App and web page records
──────────

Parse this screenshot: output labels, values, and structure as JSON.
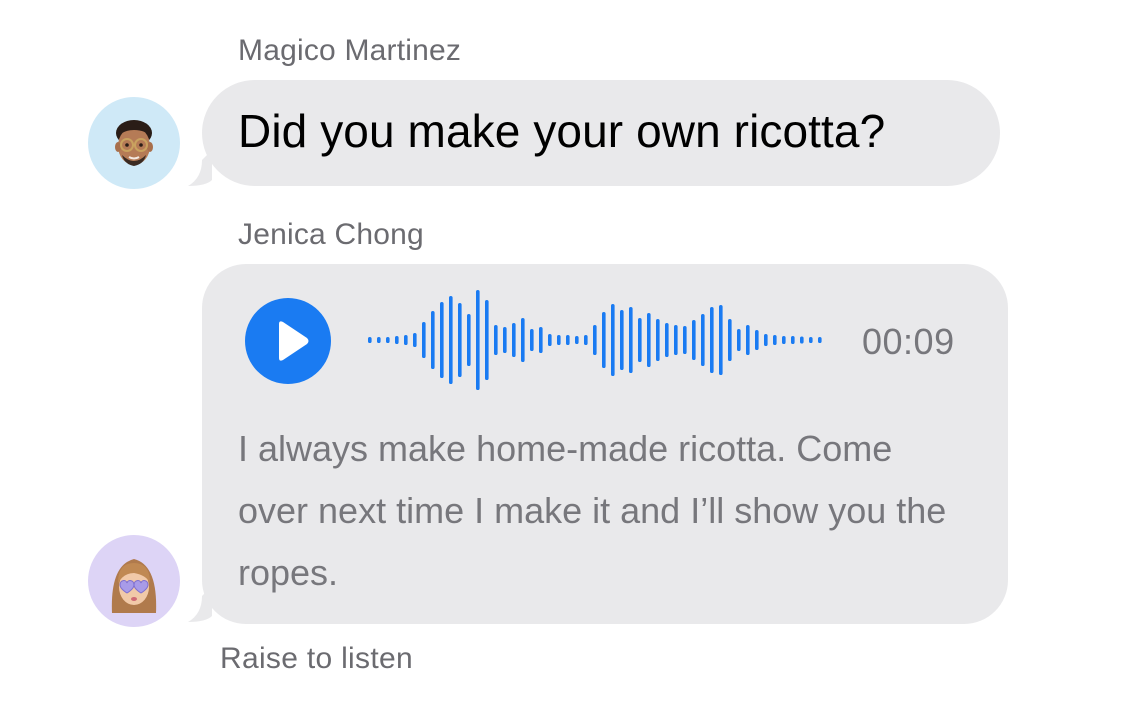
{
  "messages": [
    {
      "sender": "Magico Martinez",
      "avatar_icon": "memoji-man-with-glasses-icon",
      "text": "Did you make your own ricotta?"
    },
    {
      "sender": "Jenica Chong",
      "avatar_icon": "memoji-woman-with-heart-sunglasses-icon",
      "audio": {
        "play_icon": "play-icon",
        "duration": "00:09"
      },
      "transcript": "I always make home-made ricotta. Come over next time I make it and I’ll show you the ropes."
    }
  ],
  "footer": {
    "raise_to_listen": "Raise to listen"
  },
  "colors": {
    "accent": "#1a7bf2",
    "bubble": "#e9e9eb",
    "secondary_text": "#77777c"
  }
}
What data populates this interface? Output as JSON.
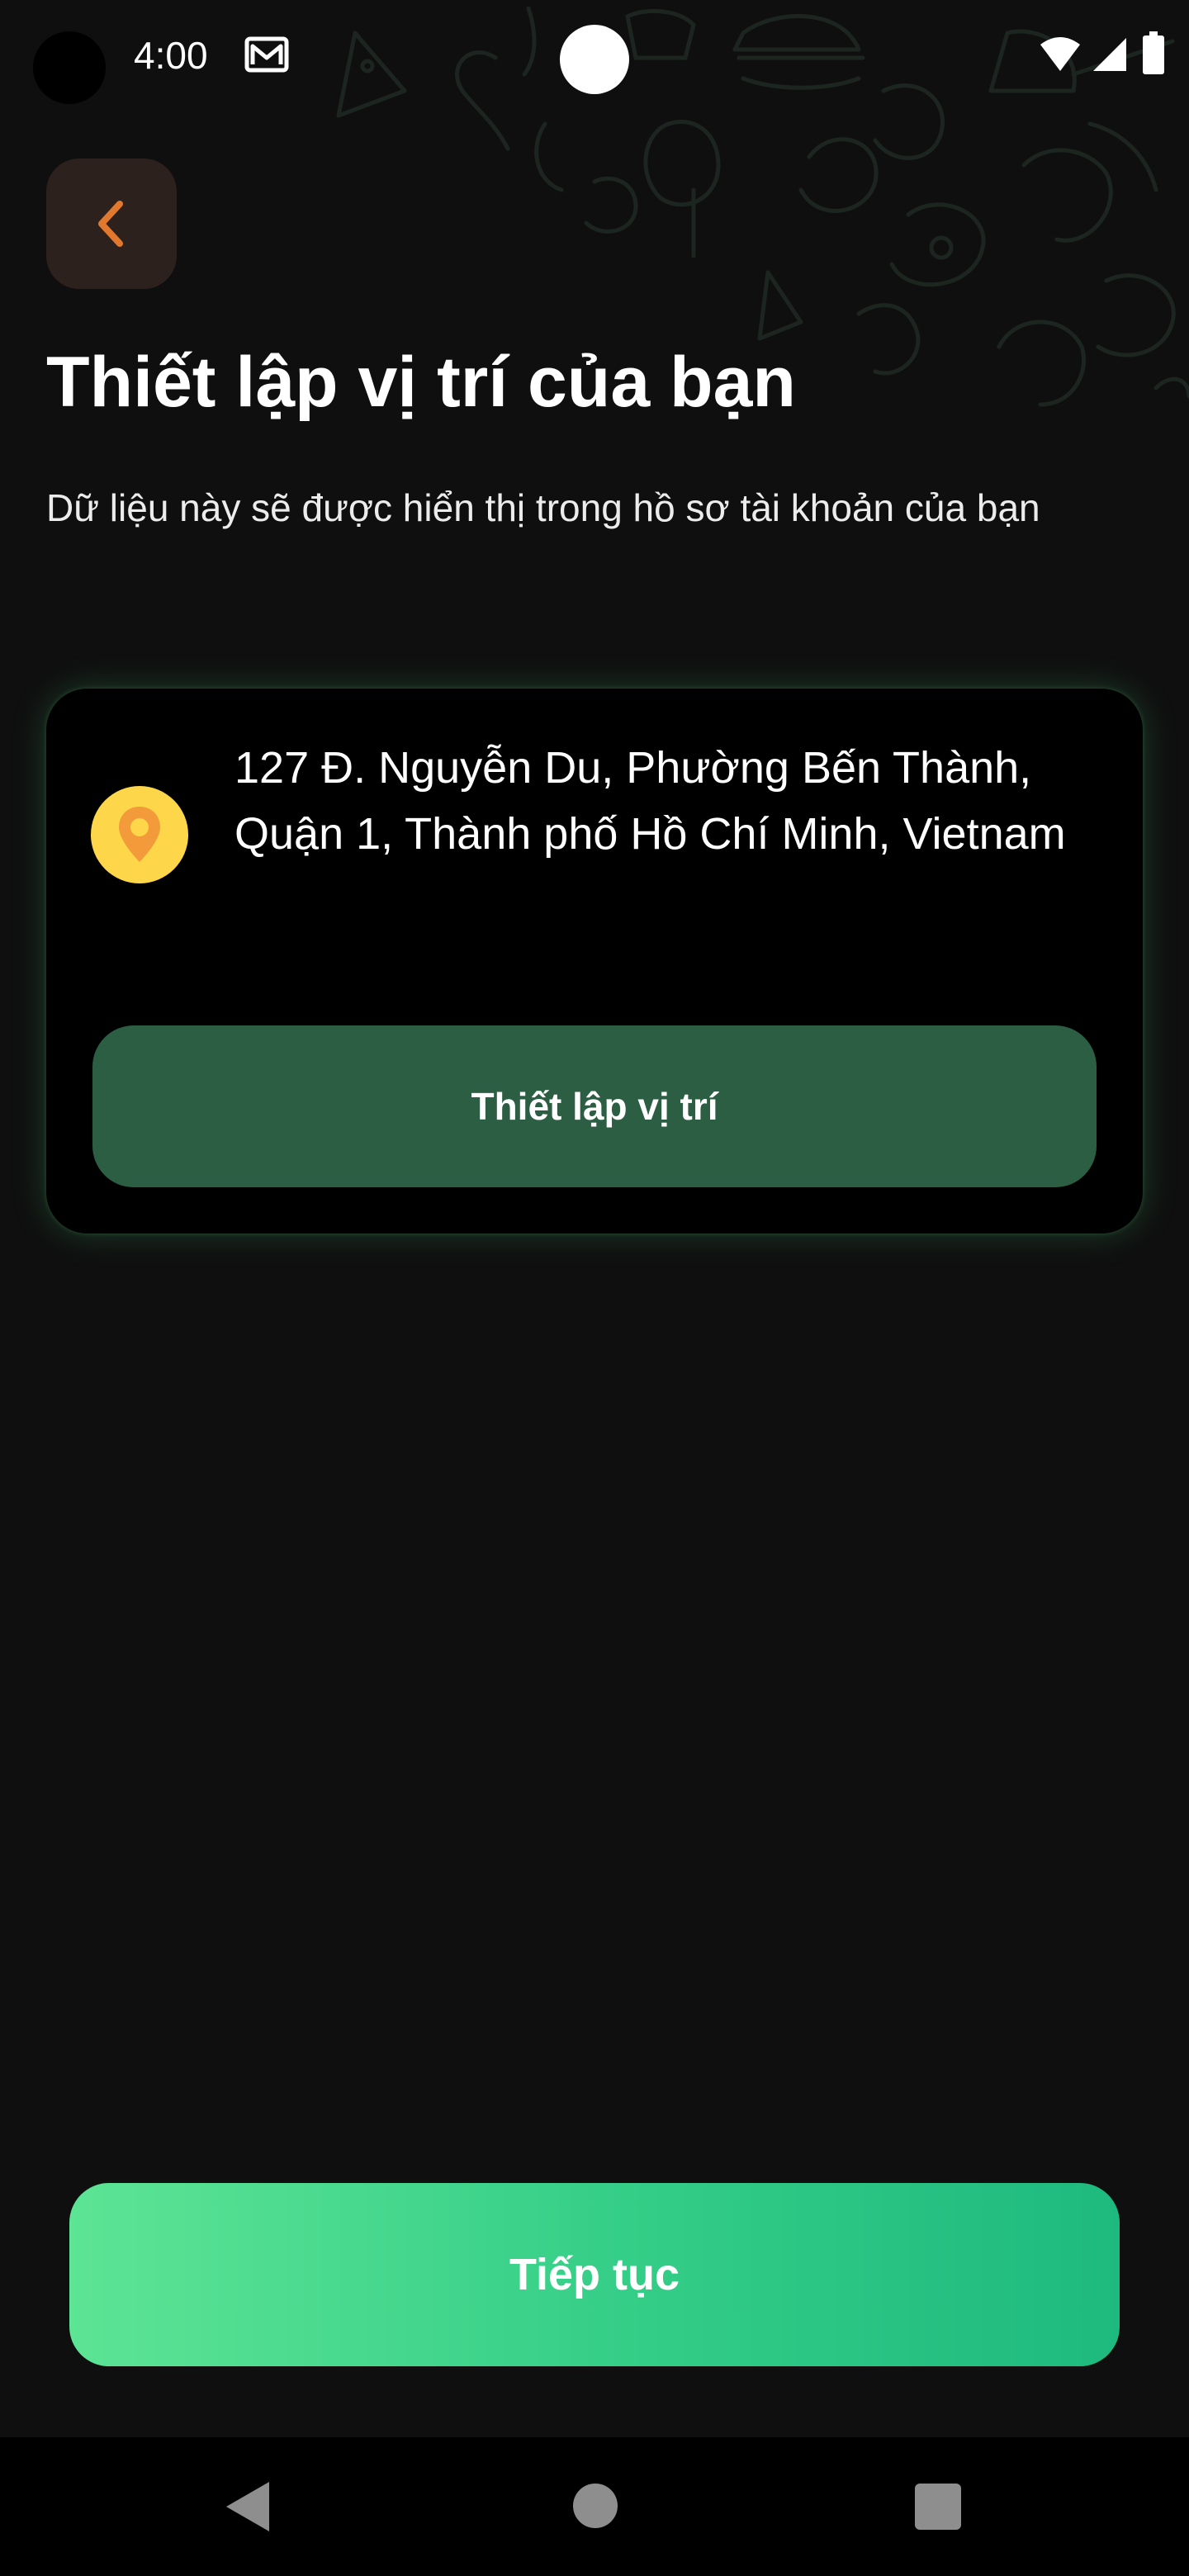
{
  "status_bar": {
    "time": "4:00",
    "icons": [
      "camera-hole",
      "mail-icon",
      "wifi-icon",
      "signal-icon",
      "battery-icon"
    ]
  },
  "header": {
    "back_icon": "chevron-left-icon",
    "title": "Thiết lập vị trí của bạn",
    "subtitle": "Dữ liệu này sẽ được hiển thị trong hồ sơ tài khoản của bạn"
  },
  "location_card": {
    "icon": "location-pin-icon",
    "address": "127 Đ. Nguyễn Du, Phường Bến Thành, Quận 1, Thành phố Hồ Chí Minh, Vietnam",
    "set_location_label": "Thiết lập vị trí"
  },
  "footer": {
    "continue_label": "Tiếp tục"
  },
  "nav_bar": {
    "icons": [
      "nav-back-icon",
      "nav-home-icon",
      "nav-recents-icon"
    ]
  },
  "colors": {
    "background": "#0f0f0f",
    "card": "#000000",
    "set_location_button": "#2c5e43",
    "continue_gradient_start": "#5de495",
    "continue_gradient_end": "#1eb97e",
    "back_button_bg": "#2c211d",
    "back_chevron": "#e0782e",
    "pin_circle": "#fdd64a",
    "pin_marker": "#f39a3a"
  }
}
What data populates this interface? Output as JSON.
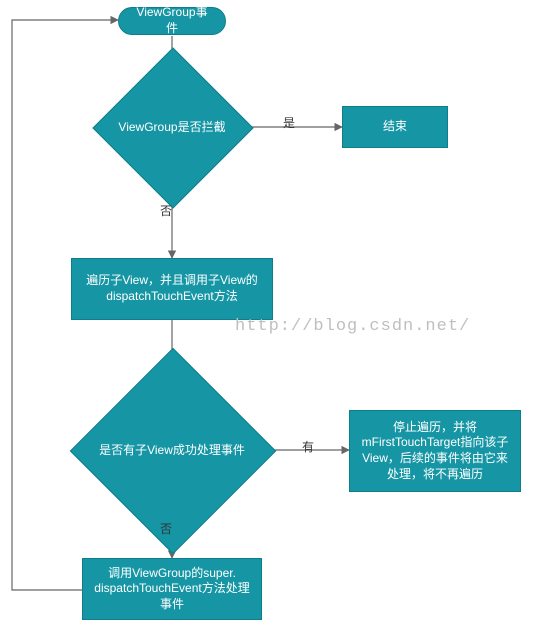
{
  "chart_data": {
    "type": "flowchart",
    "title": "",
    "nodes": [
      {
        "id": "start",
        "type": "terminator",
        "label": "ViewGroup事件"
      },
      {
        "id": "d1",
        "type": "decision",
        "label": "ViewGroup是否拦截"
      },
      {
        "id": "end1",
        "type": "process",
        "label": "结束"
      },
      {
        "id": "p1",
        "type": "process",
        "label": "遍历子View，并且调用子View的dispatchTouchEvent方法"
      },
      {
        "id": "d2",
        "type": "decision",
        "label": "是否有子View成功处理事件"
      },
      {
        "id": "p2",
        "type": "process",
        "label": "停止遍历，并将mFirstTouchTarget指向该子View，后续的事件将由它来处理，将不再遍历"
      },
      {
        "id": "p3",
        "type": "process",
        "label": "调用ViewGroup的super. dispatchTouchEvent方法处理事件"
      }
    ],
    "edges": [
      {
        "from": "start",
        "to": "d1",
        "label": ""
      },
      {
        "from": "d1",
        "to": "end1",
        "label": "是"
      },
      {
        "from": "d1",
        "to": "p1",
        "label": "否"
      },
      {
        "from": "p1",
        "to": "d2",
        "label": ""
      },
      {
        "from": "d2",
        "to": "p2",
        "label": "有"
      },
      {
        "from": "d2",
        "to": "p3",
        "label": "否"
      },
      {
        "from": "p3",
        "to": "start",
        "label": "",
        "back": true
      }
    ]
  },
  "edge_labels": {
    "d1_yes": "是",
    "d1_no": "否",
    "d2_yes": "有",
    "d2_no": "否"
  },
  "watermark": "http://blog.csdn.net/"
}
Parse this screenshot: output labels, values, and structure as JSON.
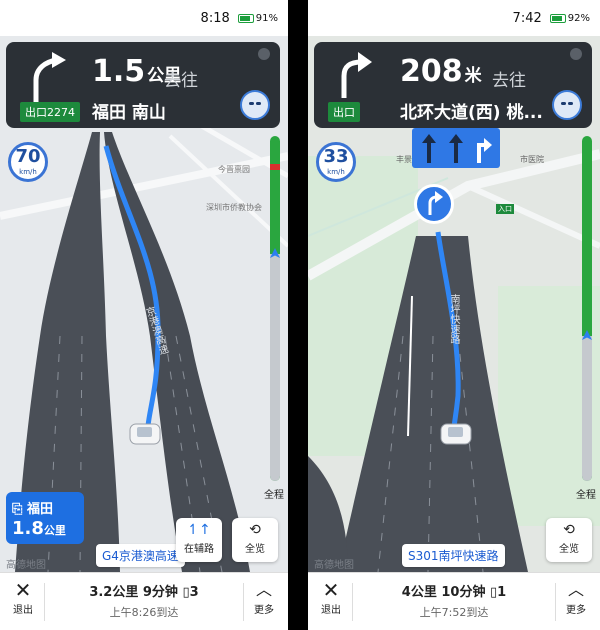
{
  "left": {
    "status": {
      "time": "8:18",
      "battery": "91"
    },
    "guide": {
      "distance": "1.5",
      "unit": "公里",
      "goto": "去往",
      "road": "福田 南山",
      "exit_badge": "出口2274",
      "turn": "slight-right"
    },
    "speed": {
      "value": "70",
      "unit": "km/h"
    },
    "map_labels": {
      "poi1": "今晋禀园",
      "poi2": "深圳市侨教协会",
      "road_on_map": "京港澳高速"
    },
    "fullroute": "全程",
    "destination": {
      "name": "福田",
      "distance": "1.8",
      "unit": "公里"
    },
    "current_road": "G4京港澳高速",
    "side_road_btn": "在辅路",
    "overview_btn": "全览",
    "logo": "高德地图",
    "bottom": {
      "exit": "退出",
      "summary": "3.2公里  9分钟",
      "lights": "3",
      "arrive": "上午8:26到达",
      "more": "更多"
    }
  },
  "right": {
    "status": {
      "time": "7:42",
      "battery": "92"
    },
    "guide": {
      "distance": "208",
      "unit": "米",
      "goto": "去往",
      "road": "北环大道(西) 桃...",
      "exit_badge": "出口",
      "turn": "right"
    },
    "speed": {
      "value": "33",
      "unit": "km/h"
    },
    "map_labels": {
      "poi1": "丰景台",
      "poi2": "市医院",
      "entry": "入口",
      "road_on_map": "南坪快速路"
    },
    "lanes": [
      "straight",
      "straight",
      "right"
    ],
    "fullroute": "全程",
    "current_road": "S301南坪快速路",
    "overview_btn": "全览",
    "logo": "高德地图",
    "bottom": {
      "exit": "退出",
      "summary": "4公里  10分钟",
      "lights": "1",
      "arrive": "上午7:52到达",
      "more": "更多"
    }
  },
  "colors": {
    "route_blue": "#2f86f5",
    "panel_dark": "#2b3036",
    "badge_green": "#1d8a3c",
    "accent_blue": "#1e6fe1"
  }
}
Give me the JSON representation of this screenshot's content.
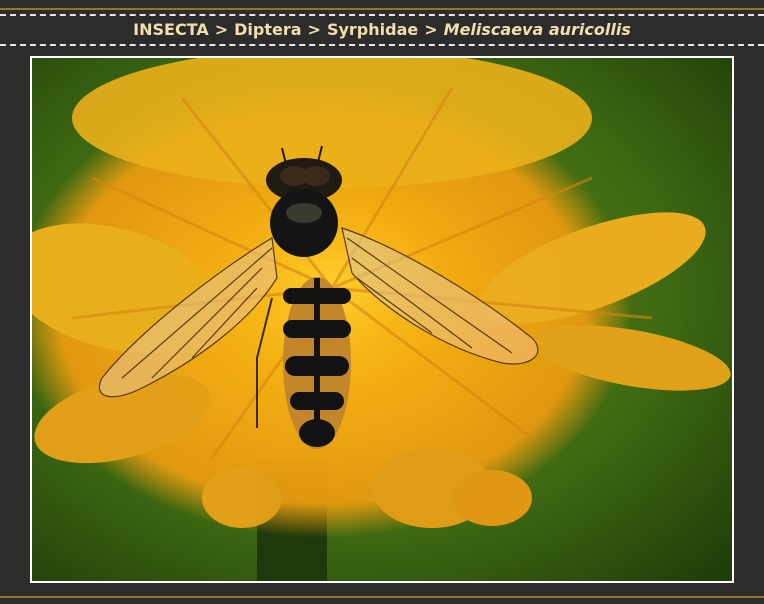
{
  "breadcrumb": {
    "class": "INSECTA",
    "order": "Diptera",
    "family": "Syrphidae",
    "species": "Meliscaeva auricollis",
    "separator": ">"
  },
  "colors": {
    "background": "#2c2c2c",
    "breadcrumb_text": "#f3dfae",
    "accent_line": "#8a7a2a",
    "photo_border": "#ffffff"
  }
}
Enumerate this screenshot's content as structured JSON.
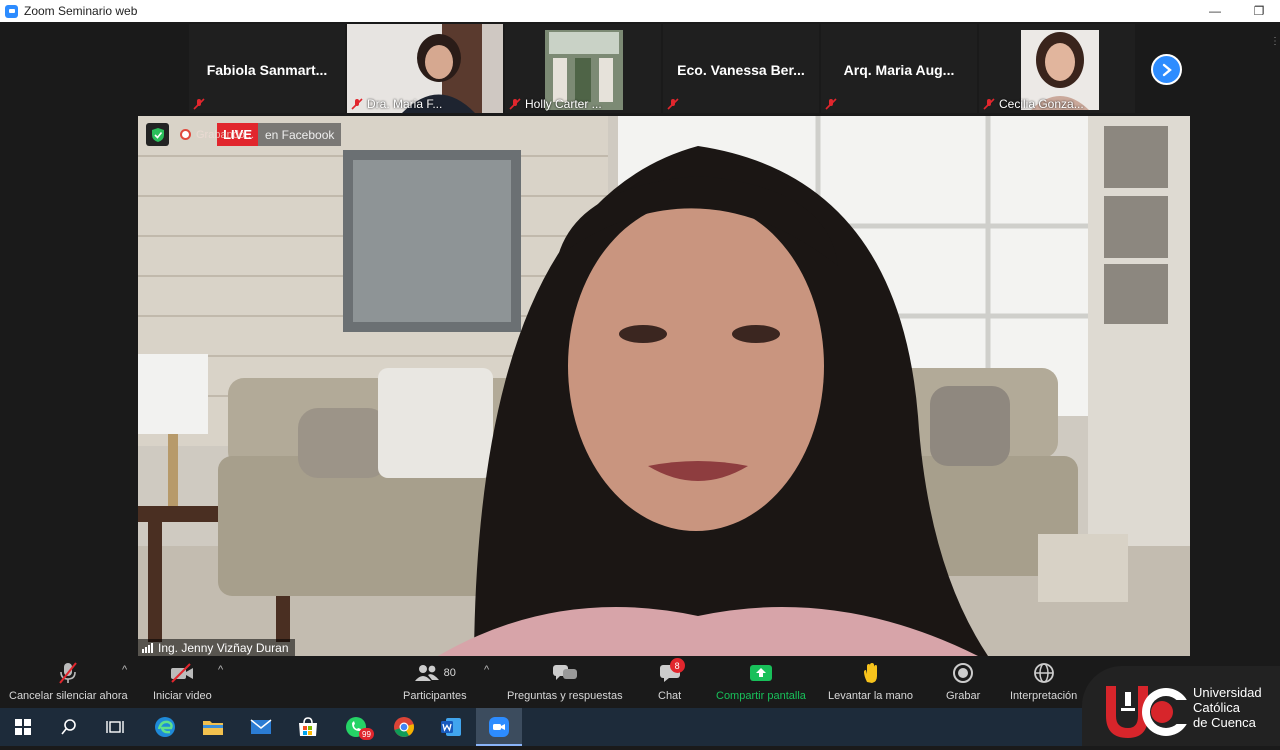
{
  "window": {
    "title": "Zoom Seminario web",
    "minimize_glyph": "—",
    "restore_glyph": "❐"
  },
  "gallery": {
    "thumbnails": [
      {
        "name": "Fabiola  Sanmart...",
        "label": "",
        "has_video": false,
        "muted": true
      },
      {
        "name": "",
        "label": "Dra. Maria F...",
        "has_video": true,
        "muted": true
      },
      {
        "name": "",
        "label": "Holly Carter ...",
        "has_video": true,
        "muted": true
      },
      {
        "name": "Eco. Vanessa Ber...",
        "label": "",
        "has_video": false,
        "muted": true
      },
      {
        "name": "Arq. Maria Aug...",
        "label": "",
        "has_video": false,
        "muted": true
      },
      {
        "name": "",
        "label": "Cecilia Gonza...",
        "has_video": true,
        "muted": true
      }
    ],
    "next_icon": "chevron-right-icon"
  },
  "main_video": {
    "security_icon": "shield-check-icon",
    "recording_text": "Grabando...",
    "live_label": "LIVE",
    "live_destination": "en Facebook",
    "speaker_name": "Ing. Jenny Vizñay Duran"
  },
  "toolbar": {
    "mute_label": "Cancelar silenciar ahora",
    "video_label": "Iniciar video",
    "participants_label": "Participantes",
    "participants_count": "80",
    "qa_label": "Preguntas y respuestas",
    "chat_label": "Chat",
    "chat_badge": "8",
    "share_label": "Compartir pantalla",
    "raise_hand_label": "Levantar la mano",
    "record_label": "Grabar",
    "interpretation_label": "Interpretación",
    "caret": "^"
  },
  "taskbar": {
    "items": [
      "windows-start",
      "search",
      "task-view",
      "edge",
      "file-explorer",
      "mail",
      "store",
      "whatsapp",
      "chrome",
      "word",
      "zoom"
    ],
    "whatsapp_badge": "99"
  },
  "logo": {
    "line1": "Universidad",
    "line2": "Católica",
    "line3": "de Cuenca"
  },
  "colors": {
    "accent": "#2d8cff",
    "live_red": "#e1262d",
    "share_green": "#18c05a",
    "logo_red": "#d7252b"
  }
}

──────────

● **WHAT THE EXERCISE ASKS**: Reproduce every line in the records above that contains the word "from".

● **TASK SOLUTION**:
        "from": "start",
        "from": "d1",
        "from": "d1",
        "from": "p1",
        "from": "d2",
        "from": "d2",
        "from": "p3",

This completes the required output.